Cross-selling has been a key factor behind Dell's (Nasdaq: DELL) recent decision to buy data storage company 3PAR (NYSE: PAR). Dell figures it can add another arrow to its quiver when pitching a broad suite of products to clients. Trouble is, if those clients already use another vendor for data storage, they are not likely to terminate all those other relationships just because Dell can now service all their needs.

3) Buying with cash vs. stock

How a deal is financed can make all the difference.

If new shares are issued to the acquired company, the buyer will need to generate even higher profits (on a percentage basis) to make the deal accretive. For example, if a deal is expected to boost sales and profits by +8%, but the share count will also expand by +10%, then EPS will be lower, and the deal is dilutive.

But if a deal is paid for with cash (not borrowed money, but cash sitting on the balance sheet), then the hurdle is much lower. Dell was earning scant interest on its cash, so even if its 3PAR acquisition is underwhelming, it is still likely to generate more profits than the interest earned on the parked cash. (Though in this instance, Dell can be criticized for paying a very high price -- it probably could have found a better way to boost profits, such as with an aggressive buyback of its own stock.)
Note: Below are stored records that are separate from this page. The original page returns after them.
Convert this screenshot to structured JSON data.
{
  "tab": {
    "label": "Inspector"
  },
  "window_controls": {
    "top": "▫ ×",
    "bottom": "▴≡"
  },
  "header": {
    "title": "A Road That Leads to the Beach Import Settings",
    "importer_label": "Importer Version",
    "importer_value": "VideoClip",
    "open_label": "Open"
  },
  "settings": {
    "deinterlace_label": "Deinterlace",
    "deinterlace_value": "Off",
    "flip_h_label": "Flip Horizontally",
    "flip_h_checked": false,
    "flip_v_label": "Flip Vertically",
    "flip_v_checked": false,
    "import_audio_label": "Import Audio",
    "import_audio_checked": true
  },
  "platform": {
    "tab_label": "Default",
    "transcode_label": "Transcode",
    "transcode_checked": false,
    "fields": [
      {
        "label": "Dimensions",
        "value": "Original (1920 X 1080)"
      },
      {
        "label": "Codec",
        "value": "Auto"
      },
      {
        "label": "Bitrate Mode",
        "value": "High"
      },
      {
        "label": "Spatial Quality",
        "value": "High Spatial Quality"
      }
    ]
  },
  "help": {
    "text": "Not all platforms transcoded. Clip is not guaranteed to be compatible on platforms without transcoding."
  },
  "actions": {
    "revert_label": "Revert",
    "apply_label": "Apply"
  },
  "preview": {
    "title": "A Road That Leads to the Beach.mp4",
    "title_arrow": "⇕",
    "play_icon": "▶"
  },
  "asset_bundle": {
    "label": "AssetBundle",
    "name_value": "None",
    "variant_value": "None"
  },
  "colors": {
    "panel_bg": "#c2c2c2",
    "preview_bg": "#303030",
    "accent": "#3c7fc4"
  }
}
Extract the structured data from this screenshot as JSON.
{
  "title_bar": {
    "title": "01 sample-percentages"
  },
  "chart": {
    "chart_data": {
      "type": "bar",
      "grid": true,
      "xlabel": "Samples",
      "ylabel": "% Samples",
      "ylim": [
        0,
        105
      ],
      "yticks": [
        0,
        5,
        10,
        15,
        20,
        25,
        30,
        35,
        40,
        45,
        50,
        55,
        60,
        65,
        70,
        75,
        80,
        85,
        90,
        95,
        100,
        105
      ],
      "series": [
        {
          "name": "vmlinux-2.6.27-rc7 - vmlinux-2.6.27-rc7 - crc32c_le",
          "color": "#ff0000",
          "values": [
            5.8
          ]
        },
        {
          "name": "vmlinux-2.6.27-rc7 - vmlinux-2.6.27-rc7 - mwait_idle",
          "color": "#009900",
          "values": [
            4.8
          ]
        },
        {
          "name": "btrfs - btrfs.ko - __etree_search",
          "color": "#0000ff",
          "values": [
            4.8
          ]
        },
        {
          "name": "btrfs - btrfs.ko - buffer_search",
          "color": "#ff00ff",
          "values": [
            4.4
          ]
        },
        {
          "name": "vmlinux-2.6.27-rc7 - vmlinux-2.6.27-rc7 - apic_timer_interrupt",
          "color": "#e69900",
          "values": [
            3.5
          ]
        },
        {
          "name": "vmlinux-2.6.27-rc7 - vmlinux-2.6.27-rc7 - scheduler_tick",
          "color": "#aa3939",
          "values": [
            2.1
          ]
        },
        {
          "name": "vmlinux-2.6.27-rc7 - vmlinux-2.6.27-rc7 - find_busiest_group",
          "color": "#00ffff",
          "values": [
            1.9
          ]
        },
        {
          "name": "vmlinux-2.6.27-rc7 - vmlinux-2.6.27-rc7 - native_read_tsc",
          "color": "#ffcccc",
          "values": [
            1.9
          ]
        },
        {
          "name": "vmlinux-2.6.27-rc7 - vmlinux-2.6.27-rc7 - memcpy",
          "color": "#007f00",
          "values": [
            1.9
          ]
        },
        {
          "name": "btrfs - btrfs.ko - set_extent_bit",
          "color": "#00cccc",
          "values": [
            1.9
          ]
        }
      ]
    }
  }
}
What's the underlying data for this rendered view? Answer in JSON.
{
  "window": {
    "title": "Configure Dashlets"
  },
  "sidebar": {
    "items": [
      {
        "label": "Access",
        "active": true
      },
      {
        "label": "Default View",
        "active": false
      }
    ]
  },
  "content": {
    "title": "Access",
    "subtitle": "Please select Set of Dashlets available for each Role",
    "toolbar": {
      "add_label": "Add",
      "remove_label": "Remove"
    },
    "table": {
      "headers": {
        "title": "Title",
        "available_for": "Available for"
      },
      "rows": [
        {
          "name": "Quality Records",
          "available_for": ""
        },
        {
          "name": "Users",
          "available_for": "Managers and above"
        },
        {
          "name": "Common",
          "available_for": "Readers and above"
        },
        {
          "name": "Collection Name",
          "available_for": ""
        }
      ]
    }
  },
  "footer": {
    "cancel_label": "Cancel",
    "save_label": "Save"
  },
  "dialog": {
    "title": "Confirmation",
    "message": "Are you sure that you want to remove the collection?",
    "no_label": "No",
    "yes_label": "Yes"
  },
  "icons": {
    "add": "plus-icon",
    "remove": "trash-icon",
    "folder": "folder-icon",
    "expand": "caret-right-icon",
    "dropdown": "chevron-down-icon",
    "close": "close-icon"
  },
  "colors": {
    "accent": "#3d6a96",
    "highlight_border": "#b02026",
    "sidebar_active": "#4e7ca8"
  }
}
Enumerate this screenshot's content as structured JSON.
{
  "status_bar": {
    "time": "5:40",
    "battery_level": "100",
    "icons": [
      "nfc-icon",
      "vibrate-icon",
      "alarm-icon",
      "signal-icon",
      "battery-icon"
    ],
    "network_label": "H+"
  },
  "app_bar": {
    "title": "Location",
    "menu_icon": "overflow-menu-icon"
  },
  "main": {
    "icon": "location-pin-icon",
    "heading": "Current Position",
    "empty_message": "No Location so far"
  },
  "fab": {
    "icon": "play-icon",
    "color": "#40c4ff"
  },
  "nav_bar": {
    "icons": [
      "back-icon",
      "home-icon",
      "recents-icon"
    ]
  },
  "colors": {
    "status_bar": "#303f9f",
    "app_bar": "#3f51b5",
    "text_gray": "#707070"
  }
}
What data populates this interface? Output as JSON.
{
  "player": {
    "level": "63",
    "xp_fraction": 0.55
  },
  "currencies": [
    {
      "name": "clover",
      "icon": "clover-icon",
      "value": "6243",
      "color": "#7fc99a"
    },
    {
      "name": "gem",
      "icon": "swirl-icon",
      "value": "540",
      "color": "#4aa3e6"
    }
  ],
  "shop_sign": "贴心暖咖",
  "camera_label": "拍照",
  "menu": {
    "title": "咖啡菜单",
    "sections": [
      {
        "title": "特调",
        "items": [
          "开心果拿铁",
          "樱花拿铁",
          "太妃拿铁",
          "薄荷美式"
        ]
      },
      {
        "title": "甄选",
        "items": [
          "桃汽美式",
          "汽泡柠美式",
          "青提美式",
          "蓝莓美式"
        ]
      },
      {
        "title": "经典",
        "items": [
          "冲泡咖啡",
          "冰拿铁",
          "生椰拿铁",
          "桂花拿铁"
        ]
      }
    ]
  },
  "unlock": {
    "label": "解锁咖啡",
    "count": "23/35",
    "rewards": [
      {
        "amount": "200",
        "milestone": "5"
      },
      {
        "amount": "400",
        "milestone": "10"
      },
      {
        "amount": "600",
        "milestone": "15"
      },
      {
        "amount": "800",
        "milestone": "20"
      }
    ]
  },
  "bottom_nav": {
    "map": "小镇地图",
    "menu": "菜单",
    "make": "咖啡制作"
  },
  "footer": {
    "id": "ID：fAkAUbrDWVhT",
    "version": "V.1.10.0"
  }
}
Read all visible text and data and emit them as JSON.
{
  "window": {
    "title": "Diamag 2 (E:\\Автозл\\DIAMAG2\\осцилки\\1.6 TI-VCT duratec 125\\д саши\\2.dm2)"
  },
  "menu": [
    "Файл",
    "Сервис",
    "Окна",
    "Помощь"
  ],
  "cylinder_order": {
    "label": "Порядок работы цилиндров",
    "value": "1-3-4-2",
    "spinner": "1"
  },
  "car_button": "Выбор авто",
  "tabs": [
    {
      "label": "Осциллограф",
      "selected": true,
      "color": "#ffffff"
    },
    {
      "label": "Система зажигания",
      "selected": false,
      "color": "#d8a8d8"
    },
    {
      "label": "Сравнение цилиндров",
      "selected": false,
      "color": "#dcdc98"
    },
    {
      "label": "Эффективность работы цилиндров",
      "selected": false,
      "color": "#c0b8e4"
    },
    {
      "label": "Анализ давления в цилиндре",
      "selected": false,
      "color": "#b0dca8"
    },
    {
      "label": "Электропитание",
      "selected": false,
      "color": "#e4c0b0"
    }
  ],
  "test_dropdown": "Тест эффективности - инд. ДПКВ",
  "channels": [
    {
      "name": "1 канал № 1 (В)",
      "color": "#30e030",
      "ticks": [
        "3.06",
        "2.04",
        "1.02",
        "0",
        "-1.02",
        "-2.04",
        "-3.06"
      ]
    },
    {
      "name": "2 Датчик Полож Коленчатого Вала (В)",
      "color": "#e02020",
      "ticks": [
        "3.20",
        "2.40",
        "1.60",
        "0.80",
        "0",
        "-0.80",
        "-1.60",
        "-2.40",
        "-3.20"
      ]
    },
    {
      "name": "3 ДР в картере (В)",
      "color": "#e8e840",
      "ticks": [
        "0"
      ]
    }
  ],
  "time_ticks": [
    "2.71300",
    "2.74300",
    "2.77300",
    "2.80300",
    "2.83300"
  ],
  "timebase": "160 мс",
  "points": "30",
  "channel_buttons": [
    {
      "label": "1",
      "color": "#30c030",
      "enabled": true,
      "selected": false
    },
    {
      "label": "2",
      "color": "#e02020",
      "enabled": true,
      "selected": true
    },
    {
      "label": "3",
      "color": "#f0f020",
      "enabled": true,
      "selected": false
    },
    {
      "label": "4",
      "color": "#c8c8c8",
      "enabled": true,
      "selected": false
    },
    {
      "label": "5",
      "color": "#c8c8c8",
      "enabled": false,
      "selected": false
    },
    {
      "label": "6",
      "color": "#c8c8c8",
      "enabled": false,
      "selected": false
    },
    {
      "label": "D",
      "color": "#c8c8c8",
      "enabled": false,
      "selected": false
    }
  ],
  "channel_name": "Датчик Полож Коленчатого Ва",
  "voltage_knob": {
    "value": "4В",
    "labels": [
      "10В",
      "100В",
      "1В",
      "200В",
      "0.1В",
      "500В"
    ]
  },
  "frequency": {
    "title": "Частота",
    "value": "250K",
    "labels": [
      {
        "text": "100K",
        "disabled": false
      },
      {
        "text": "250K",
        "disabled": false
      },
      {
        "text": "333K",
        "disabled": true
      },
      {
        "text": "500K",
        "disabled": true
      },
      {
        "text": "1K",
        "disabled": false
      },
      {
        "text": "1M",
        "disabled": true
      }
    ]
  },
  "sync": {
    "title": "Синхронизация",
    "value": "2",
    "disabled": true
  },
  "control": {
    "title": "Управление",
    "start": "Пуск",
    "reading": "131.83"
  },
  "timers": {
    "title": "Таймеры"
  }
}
We've covered a lot of ground here on the latest buyout news. If you want to continuing learning about the exciting world of mergers, acquisitions and buyouts, check out How to Profit From Frontrunning LBOs and Tips on How to Analyze an Acquisition Announcement.